The Z31 chassis designation was first introduced in 1983 as a 1984 Nissan/Datsun 300ZX (the hatch lid had both a Datsun and a Nissan badge) in the U.S. market. The 300ZX, as its predecessors, was known as a Nissan in other parts of the world. This continued in the U.S. until 1985 model year when Nissan standardized their brand name worldwide and dropped the Datsun badge. All publications for the Z31 chassis 300ZX and its predecessors were copyright Nissan North America. Designed by Kazumasu Takagi and his team of developers, the 300ZX improved aerodynamics and increased power when compared to its predecessor, the 280ZX. The newer Z-car had a drag coefficient of 0.30 and was powered by Japan’s first mass-produced V6 engine instead of an inline 6. According to Nissan, the V6 engine was supposed to re-create the spirit of the original Fairlady Z.

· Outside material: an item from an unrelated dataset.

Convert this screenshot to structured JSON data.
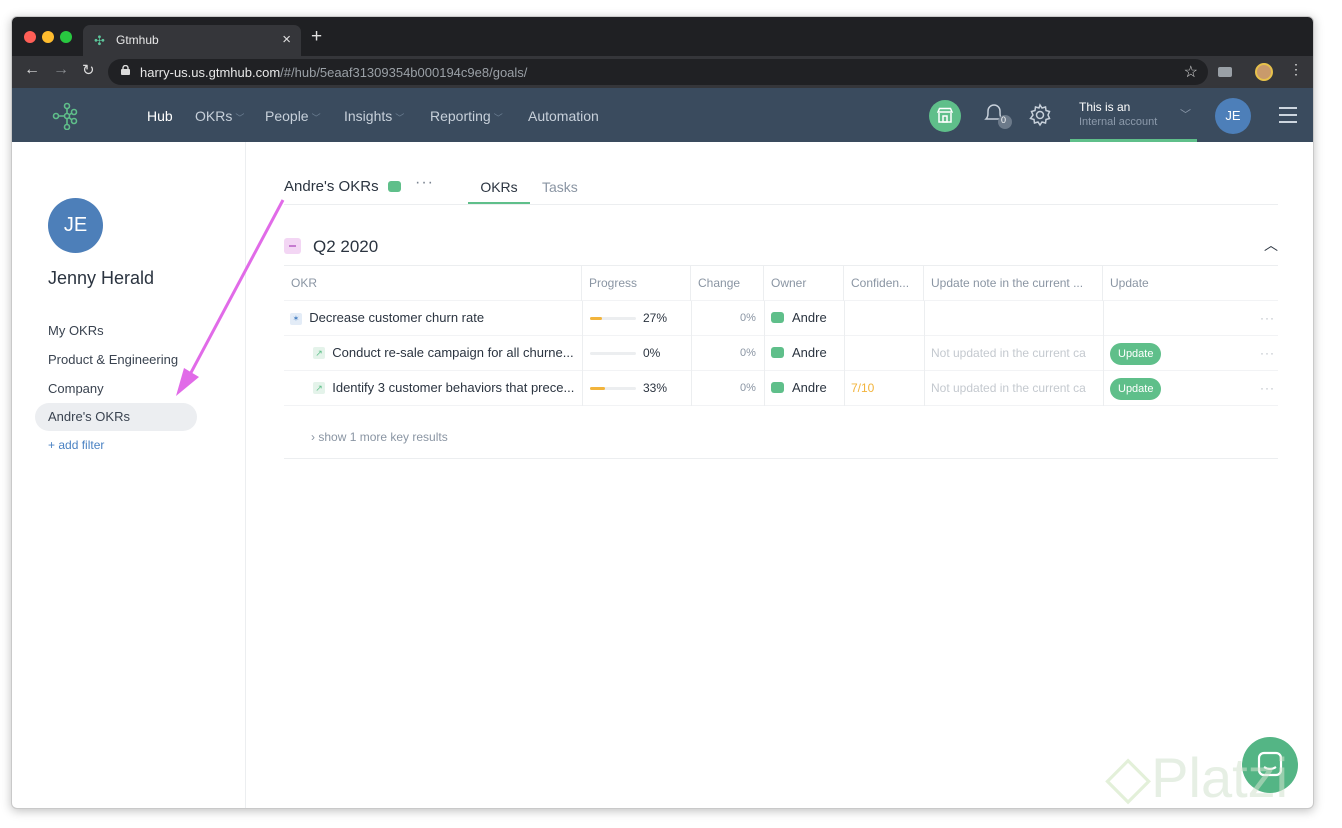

The Z31 generation featured five engine options. A turbocharged dual over head cam 2.0 L straight-six (RB20DET, used in the 200ZR), a turbocharged single over head cam 2.0 L V6 (VG20ET, found in 200Z/ZS/ZG), a naturally aspirated single over head cam 3.0 L V6 (VG30E, found in 300ZX), a turbocharged single over head cam 3.0 L V6 (VG30ET, used in 300ZX Turbo) and a naturally aspirated dual over head cam 3.0 L V6 (VG30DE, used in 300ZR). The Z32 had a naturally aspirated dual over head cam 3.0 L V6 (VG30DE) or a twin turbocharged dual over head cam 3.0 L V6 (VG30DETT). The Z31 and Z32 had electronic fuel injection (EFI), and were rear wheel drive. They were available in either left or right hand drive.